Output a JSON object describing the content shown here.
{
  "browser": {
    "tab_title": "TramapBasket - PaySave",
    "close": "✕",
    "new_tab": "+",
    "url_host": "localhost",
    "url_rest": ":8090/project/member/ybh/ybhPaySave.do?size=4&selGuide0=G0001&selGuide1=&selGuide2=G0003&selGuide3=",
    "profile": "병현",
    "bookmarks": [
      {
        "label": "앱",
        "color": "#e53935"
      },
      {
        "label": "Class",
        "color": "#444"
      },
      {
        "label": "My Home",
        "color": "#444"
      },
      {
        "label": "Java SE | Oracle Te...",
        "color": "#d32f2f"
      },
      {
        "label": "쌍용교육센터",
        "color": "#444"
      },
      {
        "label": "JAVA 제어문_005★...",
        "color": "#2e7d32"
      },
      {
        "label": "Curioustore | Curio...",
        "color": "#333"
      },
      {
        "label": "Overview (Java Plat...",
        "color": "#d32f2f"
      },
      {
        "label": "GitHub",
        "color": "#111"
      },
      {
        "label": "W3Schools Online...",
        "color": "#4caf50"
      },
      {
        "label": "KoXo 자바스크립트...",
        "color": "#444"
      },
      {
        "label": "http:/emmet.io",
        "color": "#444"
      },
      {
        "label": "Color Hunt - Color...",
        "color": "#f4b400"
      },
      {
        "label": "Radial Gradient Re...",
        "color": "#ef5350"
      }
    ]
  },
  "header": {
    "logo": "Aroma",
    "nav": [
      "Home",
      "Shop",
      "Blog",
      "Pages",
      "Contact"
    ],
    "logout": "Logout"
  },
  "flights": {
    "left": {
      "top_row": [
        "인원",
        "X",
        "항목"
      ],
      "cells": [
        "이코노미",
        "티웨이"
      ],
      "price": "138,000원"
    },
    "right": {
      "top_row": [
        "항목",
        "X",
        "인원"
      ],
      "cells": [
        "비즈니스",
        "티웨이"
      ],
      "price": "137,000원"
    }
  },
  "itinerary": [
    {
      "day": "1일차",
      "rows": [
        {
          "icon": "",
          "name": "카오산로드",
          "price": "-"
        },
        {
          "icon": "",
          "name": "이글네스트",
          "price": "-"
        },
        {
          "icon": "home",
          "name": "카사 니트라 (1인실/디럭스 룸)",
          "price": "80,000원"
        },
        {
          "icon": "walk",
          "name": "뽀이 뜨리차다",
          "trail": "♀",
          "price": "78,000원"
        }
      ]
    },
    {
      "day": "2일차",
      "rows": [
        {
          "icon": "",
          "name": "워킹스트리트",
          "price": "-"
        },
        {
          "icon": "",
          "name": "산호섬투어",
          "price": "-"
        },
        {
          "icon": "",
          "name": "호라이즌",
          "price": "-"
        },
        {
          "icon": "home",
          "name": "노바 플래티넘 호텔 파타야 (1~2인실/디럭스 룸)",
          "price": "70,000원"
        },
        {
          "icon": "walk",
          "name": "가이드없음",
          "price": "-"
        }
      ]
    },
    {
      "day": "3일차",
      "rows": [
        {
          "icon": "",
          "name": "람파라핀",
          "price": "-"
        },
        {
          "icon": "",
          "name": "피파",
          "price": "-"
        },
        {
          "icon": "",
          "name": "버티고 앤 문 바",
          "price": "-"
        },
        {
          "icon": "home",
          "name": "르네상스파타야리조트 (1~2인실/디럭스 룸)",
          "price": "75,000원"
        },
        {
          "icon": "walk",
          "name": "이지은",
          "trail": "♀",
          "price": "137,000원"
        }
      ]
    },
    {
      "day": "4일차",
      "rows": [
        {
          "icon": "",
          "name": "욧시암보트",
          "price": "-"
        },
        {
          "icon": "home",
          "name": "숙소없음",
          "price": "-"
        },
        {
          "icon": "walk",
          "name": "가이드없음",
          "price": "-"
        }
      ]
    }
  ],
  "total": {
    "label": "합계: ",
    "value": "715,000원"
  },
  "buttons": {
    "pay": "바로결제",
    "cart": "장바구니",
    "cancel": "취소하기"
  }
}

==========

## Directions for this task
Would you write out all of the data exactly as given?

## Task response
Output a JSON object describing the content shown here.
{
  "browser": {
    "tab_title": "TramapBasket - PaySave",
    "close": "✕",
    "new_tab": "+",
    "url_host": "localhost",
    "url_rest": ":8090/project/member/ybh/ybhPaySave.do?size=4&selGuide0=G0001&selGuide1=&selGuide2=G0003&selGuide3=",
    "profile": "병현",
    "bookmarks": [
      {
        "label": "앱",
        "color": "#e53935"
      },
      {
        "label": "Class",
        "color": "#444"
      },
      {
        "label": "My Home",
        "color": "#444"
      },
      {
        "label": "Java SE | Oracle Te...",
        "color": "#d32f2f"
      },
      {
        "label": "쌍용교육센터",
        "color": "#444"
      },
      {
        "label": "JAVA 제어문_005★...",
        "color": "#2e7d32"
      },
      {
        "label": "Curioustore | Curio...",
        "color": "#333"
      },
      {
        "label": "Overview (Java Plat...",
        "color": "#d32f2f"
      },
      {
        "label": "GitHub",
        "color": "#111"
      },
      {
        "label": "W3Schools Online...",
        "color": "#4caf50"
      },
      {
        "label": "KoXo 자바스크립트...",
        "color": "#444"
      },
      {
        "label": "http:/emmet.io",
        "color": "#444"
      },
      {
        "label": "Color Hunt - Color...",
        "color": "#f4b400"
      },
      {
        "label": "Radial Gradient Re...",
        "color": "#ef5350"
      }
    ]
  },
  "header": {
    "logo": "Aroma",
    "nav": [
      "Home",
      "Shop",
      "Blog",
      "Pages",
      "Contact"
    ],
    "logout": "Logout"
  },
  "flights": {
    "left": {
      "top_row": [
        "인원",
        "X",
        "항목"
      ],
      "cells": [
        "이코노미",
        "티웨이"
      ],
      "price": "138,000원"
    },
    "right": {
      "top_row": [
        "항목",
        "X",
        "인원"
      ],
      "cells": [
        "비즈니스",
        "티웨이"
      ],
      "price": "137,000원"
    }
  },
  "itinerary": [
    {
      "day": "1일차",
      "rows": [
        {
          "icon": "",
          "name": "카오산로드",
          "price": "-"
        },
        {
          "icon": "",
          "name": "이글네스트",
          "price": "-"
        },
        {
          "icon": "home",
          "name": "카사 니트라 (1인실/디럭스 룸)",
          "price": "80,000원"
        },
        {
          "icon": "walk",
          "name": "뽀이 뜨리차다",
          "trail": "♀",
          "price": "78,000원"
        }
      ]
    },
    {
      "day": "2일차",
      "rows": [
        {
          "icon": "",
          "name": "워킹스트리트",
          "price": "-"
        },
        {
          "icon": "",
          "name": "산호섬투어",
          "price": "-"
        },
        {
          "icon": "",
          "name": "호라이즌",
          "price": "-"
        },
        {
          "icon": "home",
          "name": "노바 플래티넘 호텔 파타야 (1~2인실/디럭스 룸)",
          "price": "70,000원"
        },
        {
          "icon": "walk",
          "name": "가이드없음",
          "price": "-"
        }
      ]
    },
    {
      "day": "3일차",
      "rows": [
        {
          "icon": "",
          "name": "람파라핀",
          "price": "-"
        },
        {
          "icon": "",
          "name": "피파",
          "price": "-"
        },
        {
          "icon": "",
          "name": "버티고 앤 문 바",
          "price": "-"
        },
        {
          "icon": "home",
          "name": "르네상스파타야리조트 (1~2인실/디럭스 룸)",
          "price": "75,000원"
        },
        {
          "icon": "walk",
          "name": "이지은",
          "trail": "♀",
          "price": "137,000원"
        }
      ]
    },
    {
      "day": "4일차",
      "rows": [
        {
          "icon": "",
          "name": "욧시암보트",
          "price": "-"
        },
        {
          "icon": "home",
          "name": "숙소없음",
          "price": "-"
        },
        {
          "icon": "walk",
          "name": "가이드없음",
          "price": "-"
        }
      ]
    }
  ],
  "total": {
    "label": "합계: ",
    "value": "715,000원"
  },
  "buttons": {
    "pay": "바로결제",
    "cart": "장바구니",
    "cancel": "취소하기"
  }
}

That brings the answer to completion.